Apparently the writers didn’t want to leave themselves in a vulnerable Lucious-free position for too long, because the episode ends with him being granted bail after his sleazy new attorney blackmails the judge. “Country” represents a more confident and mature version of Empire, but it’s not as good as it could be because the Lucious stuff is pretty flimsy. Everything about the bail hearing plot rolls out in a clunky, this-then-that kind of way. Chris Bridges has some lively scenes as an antagonistic prison guard, and Andre Royo is always a welcome presence. But it all feels exhausting because “Lucious is obviously going to beat the murder rap” is to season two as “Lucious is obviously going to be spared death” was to season one. There’s probably an interesting path laid out for it, but I’d love to just skip ahead to Lucious being free of the charges. I hate the idea of writers making big moves then hastily invalidating them, but I also kind of wish that would happen here. Especially since his crimes consist of killing a character that only appeared in one episode, and another character, ably played by Malik Yoba, who might as well have only appeared in one episode. I’ve sort of moved on, and it seems like the characters have too. Cookie maintains her pragmatic approach to dealing with Lucious, as if she’s got more pressing concerns than her feelings about Bunky’s murder. There’s been little mention of Vernon, even though that’s still a ticking time bomb. Seems like everyone’s ready to move on.

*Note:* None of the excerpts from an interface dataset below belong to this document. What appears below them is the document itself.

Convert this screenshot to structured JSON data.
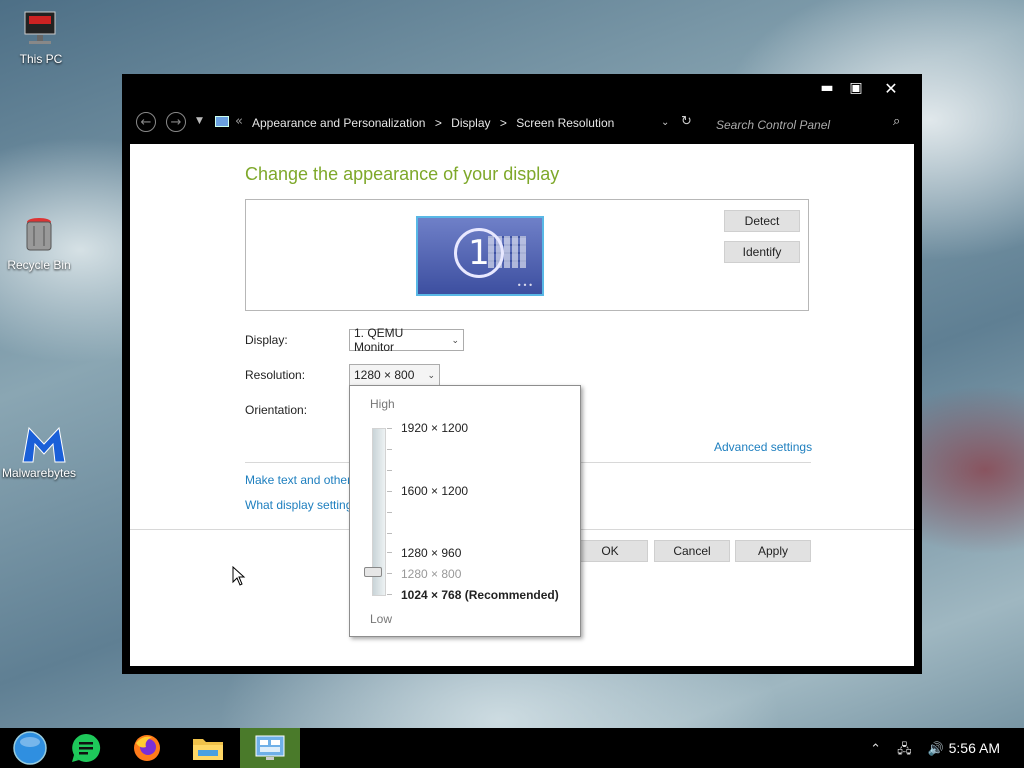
{
  "desktop": {
    "icons": [
      {
        "label": "This PC"
      },
      {
        "label": "Recycle Bin"
      },
      {
        "label": "Malwarebytes"
      }
    ]
  },
  "window": {
    "controls": {
      "minimize": "▬",
      "maximize": "▣",
      "close": "✕"
    },
    "nav": {
      "back": "←",
      "forward": "→",
      "recent": "▼",
      "sep": "«",
      "breadcrumb": [
        "Appearance and Personalization",
        ">",
        "Display",
        ">",
        "Screen Resolution"
      ],
      "address_dropdown": "⌄",
      "refresh": "↻",
      "search_placeholder": "Search Control Panel",
      "search_icon": "⌕"
    },
    "title": "Change the appearance of your display",
    "monitor_number": "1",
    "monitor_dots": "•••",
    "detect_label": "Detect",
    "identify_label": "Identify",
    "display_label": "Display:",
    "display_value": "1. QEMU Monitor",
    "resolution_label": "Resolution:",
    "resolution_value": "1280 × 800",
    "orientation_label": "Orientation:",
    "dropdown_arrow": "⌄",
    "advanced_link": "Advanced settings",
    "link_text_size": "Make text and other",
    "link_help": "What display setting",
    "ok_label": "OK",
    "cancel_label": "Cancel",
    "apply_label": "Apply"
  },
  "resolution_popup": {
    "high_label": "High",
    "low_label": "Low",
    "options": [
      {
        "label": "1920 × 1200"
      },
      {
        "label": "1600 × 1200"
      },
      {
        "label": "1280 × 960"
      },
      {
        "label": "1280 × 800",
        "state": "current"
      },
      {
        "label": "1024 × 768 (Recommended)",
        "state": "recommended"
      }
    ]
  },
  "taskbar": {
    "tray": {
      "chevron": "⌃",
      "network": "🖧",
      "volume": "🔊"
    },
    "clock": "5:56 AM"
  },
  "colors": {
    "title_green": "#7ea82a",
    "link_blue": "#1e7fbf",
    "active_task": "#4a7a2a"
  }
}
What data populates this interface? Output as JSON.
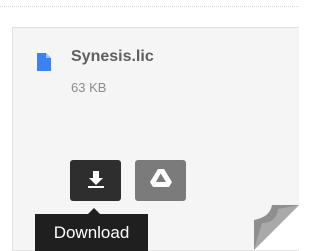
{
  "file": {
    "name": "Synesis.lic",
    "size": "63 KB",
    "icon": "file-document-icon"
  },
  "actions": {
    "download_icon": "download-arrow-icon",
    "drive_icon": "google-drive-icon"
  },
  "tooltip": {
    "text": "Download"
  },
  "colors": {
    "file_icon": "#3b82f6",
    "download_button": "#2e2e2e",
    "drive_button": "#7b7b7b",
    "tooltip_bg": "#1f1f1f",
    "card_bg": "#f5f5f5"
  }
}
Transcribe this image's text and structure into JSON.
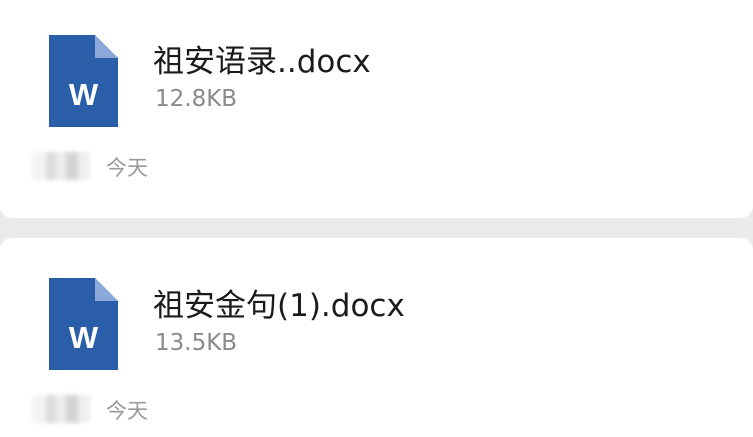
{
  "files": [
    {
      "name": "祖安语录..docx",
      "size": "12.8KB",
      "date": "今天",
      "icon": "word-doc-icon",
      "icon_letter": "W"
    },
    {
      "name": "祖安金句(1).docx",
      "size": "13.5KB",
      "date": "今天",
      "icon": "word-doc-icon",
      "icon_letter": "W"
    }
  ],
  "colors": {
    "word_blue": "#2b5ea9",
    "word_fold": "#8aa9d9",
    "background": "#ebebeb",
    "card": "#ffffff"
  }
}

Lucious is even ready to drop new music before he gets out of lockup, so he assembles a group of inmate musicians and engineers, orders a bunch of equipment, and sets it all up in a storage closet to record his hot new single “Snitchin’ Ass Bitch.” I’m just talking about what happened in the episode, that’s all. It’s great to see Empire focused back on its music, and there’s plenty of it in “Country,” including a couple great Jamal songs and some cute pop stuff from Tiana. But “Snitchin’ Ass Bitch” is the centerpiece, and that song feels incredibly anachronistic. I’ve never had a solid idea of what type of artist Lucious is supposed to be, and I feel even more confused about it now. The kids want Drake, Kendrick Lamar, Wale, and Future. “Bitch” is like the bonus track on a UGK CD single imported from Belgium. Still, not bad for one take in a storage closet.

Stray observations:

  • I love Jussie Smollett’s performance in his Spilling The Tea interview. He sounded just as faux-warm and affected as most media trained young stars sound in actual interviews.
  • I’m concerned about Anika as a character. Specifically, I’m worried about how the character’s being written. Anika gets a studio session in which V openly disrespects her a storm out, once again implying her incompetence even while Andre insists she’s “one of the best A&Rs in the business.” Either Anika has practical value to a record label or she was riding Lucious’ coattails, but the story needs to follow one path or the other.
  • Hakeem had an office? What was in that banker’s box he was carrying out? I’d guess around 1,200 Magnum condoms, a small arsenal of Nerf guns, and what is widely considered “the Rolls-Royce of weed grinders.” Also probably some spare loofahs, because that dude loves a bubble bath.
  • Hakeem is pretty solid here. His impulsiveness is principled and serves the story well. He also conceptualizes Rainbow Sensation, and I hope he puts his foot down over that name, because it’s phenomenal.
  • My other gripe with “Snitchin’ Ass Bitch” is the decision to run the finished audio of the track over the scene of Lucious recording it. I get that the music is an alternative revenue stream for Fox, but having Lucious in prison was a great opportunity to show the raw talent he supposedly has. A full acapella performance on the yard would have been cool, and I think Terrence Howard could totally carry it off.
  • The flashback of young Lucious with his mother, his earliest memory of his mother’s mental illness, was well done. And Kelly Rowland’s appearance is exactly the type of guest apperances the show should do more of. It’s strategic and unobtrusive, unlike having Andre Leon Talley randomly pop up to throw shade at Cookie.
  • Chris Bridges is now such a serious actor, he no longer uses “Ludacris” in his credit.